Lender GE Capital asked the U.S. government on Thursday to stop designating it as "too big to fail," saying it had shrunk to the point where it would not pose a major threat to the nation's financial stability if it experiences distress.
Chief Executive Officer Keith Sherin said in a statement that the General Electric Co unit no longer met the criteria for a "systemically important financial institution," a label that can trigger requirements for stricter oversight and more capital.
The application came the day after a federal judge struck down the designation of insurer MetLife Inc, but GE Capital said the two events were unrelated. The company had said in October that it hoped to apply to the Financial Stability Oversight Council, which includes the Treasury secretary and Federal Reserve chair, for "de-designation" in the first quarter.
The 2010 Dodd-Frank Wall Street reform law authorised regulators to designate non-bank financial companies as systemically important, largely in response to the near-collapse of insurer American International Group Inc and the $182 billion U.S. government bailout it received during the 2008 economic meltdown.
Only four non-banks have been deemed too big to fail, and the label has prompted most to consider reorganising to pre-empt any increased regulation. GE Capital is the first to apply to have the designation removed.
Shares of General Electric were up 0.4 percent at $31.96 in afternoon trading. The industrial conglomerate has been working to reduce GE Capital's size and said last April that it would focus on technology and manufacturing.
GE Capital, which received the systemically important label in 2013, said it had more than halved its assets to $265 billion from $549 billion at the end of 2012.
The unit said it had ended all consumer lending in the United States, reduced real estate debt by more than 75 percent, eliminated its real estate equity and cut outstanding commercial paper by almost 90 percent.
"Our plan to change our business model, shrink the company and reduce our risk profile has been successful," Sherin said.
The Financial Stability Oversight Council "welcomes the opportunity to evaluate developments at any designated non-bank financial company and their potential effect on financial stability," said Treasury spokesman Rob Friedlander. "There is a clear process for de-designation."
Each year the council reviews its previous designations and decides whether any changes at a company justify a rescission of the label, he said.
"Before the financial crisis, some of the largest, riskiest non-bank financial companies were not subject to adequate oversight," Friedlander added.
S&P Global Market Intelligence analyst Jim Corridore, who follows General Electric, said in a note on Thursday that he expected GE Capital's designation to be removed.
"GE Capital's transformation has significantly de-risked the company," Corridore said.
MetLife, the largest U.S. life insurer, sued after it was designated systemically important in 2014. Earlier this year, it said the "regulatory environment" and potentially large capital requirements were causing it to consider spinning off its retail business.

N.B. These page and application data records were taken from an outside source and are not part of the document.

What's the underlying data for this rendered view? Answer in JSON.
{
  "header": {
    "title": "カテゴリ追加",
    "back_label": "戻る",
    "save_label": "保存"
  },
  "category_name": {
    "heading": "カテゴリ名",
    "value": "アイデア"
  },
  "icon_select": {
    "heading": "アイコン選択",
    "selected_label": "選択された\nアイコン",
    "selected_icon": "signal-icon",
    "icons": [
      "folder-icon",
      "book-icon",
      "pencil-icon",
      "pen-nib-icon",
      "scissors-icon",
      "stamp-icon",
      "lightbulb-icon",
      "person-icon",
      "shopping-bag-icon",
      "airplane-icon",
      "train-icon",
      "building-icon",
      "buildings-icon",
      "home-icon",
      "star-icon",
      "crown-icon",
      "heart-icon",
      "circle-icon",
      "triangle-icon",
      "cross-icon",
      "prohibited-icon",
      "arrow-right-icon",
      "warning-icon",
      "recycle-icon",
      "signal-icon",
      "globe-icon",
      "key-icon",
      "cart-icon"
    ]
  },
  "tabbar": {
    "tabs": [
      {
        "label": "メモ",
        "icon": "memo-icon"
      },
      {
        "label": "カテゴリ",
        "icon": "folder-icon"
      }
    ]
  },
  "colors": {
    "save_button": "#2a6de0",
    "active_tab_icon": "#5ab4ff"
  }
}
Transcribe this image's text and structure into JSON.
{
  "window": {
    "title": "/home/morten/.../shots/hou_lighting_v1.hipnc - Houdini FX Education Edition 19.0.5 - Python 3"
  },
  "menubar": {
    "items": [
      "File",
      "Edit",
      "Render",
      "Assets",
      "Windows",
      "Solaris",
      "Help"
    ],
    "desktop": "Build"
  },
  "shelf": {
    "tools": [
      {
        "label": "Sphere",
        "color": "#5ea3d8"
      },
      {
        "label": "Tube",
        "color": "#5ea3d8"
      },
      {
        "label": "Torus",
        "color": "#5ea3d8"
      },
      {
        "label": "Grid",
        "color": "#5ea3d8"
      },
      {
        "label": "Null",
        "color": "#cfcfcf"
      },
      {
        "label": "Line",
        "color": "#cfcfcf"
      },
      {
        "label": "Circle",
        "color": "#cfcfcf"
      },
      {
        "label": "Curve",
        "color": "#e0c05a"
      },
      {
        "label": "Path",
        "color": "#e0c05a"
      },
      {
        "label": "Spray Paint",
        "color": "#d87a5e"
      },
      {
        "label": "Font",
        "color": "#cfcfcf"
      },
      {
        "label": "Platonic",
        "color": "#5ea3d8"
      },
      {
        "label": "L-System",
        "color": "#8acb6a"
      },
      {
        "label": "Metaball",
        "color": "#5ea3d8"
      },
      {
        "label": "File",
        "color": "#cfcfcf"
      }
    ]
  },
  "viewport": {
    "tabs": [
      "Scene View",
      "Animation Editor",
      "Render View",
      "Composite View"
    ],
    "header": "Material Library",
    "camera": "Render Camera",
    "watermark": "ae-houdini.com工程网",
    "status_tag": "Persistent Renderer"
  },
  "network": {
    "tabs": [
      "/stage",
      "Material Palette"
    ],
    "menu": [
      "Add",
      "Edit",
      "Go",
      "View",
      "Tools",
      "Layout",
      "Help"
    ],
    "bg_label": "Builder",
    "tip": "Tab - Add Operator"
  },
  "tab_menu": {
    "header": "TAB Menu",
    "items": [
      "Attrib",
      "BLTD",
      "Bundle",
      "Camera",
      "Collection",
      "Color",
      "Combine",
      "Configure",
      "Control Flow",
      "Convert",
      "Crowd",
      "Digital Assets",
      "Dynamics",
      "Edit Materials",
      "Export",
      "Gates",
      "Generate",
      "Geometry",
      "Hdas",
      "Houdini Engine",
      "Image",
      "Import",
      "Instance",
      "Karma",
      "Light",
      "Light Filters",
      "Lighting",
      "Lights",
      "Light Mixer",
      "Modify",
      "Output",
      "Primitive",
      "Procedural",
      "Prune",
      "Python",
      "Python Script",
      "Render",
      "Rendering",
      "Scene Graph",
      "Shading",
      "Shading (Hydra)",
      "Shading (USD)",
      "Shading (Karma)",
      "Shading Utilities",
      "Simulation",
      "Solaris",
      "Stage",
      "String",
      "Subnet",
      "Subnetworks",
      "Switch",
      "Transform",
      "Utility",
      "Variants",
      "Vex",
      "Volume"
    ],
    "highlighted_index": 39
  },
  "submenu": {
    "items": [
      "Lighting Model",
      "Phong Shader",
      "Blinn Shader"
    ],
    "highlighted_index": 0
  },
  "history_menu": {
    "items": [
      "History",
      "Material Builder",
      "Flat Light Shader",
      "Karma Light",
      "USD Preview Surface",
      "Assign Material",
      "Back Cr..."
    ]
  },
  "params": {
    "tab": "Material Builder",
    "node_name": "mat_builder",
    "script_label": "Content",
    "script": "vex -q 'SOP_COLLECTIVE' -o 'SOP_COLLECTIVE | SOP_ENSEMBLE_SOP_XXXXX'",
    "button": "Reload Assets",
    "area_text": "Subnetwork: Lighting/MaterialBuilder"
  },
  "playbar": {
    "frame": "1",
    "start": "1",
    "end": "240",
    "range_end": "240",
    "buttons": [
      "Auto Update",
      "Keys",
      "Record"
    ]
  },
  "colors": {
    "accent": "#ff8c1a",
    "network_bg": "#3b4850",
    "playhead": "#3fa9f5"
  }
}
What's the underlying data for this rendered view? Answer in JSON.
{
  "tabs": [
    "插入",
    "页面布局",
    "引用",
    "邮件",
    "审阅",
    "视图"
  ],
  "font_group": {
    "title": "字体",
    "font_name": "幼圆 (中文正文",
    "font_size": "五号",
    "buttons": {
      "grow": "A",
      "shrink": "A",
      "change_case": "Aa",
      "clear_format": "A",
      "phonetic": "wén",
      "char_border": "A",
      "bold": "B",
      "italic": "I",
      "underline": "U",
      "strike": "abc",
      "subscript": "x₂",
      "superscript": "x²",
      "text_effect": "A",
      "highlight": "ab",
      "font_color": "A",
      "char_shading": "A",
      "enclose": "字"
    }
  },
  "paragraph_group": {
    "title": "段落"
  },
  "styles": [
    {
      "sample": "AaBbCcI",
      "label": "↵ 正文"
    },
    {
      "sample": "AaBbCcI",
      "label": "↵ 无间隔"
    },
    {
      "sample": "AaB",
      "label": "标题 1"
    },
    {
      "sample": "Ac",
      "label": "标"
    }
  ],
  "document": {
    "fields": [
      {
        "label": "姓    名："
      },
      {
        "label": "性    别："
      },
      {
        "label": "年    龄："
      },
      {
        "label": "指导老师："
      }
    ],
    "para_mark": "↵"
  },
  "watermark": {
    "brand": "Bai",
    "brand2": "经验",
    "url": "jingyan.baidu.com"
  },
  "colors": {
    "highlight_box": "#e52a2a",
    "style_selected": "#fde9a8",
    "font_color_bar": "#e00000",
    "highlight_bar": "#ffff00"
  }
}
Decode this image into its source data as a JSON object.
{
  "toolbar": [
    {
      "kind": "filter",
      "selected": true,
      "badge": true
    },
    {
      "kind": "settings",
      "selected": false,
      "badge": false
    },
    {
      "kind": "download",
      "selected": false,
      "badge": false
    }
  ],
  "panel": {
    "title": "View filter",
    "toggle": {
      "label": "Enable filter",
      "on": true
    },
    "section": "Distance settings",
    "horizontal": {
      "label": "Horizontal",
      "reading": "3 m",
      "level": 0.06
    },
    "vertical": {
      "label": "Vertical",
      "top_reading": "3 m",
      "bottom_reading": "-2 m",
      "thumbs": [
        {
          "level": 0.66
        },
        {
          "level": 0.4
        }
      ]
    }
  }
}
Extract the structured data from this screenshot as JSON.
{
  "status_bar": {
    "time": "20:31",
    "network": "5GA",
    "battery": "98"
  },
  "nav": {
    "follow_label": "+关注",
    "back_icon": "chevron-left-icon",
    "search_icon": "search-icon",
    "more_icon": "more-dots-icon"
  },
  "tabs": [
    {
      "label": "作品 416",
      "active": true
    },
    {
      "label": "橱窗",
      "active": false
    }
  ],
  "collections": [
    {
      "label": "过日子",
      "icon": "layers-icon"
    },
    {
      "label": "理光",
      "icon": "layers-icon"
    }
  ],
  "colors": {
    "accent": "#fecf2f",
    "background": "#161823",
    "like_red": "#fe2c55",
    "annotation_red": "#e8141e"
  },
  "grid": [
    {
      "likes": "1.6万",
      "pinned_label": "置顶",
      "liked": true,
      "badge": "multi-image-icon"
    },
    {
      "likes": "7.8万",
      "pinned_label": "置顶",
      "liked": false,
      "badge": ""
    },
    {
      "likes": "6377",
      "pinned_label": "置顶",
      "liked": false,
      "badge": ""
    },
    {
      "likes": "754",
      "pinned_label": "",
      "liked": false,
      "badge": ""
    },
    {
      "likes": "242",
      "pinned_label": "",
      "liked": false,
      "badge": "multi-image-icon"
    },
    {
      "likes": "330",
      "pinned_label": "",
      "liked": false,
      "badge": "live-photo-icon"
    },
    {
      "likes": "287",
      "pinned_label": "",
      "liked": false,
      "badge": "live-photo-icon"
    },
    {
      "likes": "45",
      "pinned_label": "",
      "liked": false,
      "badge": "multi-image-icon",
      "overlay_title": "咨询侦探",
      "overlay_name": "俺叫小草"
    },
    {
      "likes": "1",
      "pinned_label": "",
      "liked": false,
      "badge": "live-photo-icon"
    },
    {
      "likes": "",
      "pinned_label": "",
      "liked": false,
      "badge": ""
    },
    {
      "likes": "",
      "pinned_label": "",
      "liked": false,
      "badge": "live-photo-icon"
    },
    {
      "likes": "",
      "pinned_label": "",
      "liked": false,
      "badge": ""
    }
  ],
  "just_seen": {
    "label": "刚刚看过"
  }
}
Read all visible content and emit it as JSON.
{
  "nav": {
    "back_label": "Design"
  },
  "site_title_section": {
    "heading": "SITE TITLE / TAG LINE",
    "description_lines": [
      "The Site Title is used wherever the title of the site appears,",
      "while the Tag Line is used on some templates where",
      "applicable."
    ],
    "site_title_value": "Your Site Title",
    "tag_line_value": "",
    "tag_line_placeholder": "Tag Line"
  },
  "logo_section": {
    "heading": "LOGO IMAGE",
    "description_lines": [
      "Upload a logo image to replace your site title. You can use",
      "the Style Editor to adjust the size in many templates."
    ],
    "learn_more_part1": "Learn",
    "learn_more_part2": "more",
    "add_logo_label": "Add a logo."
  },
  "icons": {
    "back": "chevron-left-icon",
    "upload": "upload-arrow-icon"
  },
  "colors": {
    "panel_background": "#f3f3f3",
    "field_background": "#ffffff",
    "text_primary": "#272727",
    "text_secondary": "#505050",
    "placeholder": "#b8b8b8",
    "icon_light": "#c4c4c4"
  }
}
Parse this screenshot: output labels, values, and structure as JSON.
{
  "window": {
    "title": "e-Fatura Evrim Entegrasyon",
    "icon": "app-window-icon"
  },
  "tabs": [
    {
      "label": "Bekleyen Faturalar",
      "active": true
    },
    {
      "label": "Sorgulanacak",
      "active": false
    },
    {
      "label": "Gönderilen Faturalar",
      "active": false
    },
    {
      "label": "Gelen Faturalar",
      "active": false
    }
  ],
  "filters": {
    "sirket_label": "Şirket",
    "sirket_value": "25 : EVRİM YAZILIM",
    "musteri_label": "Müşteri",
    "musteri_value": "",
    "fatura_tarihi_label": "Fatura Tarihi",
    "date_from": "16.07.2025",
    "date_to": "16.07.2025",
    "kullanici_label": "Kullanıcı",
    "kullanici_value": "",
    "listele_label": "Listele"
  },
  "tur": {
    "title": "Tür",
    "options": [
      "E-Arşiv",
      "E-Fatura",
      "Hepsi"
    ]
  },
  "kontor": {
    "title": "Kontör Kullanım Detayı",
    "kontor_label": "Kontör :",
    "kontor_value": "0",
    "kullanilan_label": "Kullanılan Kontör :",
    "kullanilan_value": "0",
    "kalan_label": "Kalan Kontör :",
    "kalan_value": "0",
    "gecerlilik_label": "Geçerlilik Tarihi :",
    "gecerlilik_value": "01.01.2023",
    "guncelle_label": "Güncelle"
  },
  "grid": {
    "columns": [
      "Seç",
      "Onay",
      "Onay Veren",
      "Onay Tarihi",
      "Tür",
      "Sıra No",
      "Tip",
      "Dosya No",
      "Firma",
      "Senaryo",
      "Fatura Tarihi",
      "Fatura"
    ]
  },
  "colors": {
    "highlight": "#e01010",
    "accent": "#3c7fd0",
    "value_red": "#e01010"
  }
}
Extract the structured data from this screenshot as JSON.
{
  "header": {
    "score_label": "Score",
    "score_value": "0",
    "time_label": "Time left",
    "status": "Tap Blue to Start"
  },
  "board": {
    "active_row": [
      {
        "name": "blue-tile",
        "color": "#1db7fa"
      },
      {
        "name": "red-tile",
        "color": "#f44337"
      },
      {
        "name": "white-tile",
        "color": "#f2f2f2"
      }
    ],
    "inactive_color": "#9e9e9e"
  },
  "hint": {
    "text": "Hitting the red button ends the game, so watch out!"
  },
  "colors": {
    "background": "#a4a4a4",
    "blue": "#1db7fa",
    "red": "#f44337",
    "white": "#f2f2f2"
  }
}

Meanwhile, billionaire investor Carl Icahn has pressured AIG to split into smaller companies to shed its designation.
AIG CEO Pete Hancock said on Thursday that the MetLife court decision created an opportunity for the company to seek de-designation, but it was "reserving judgement."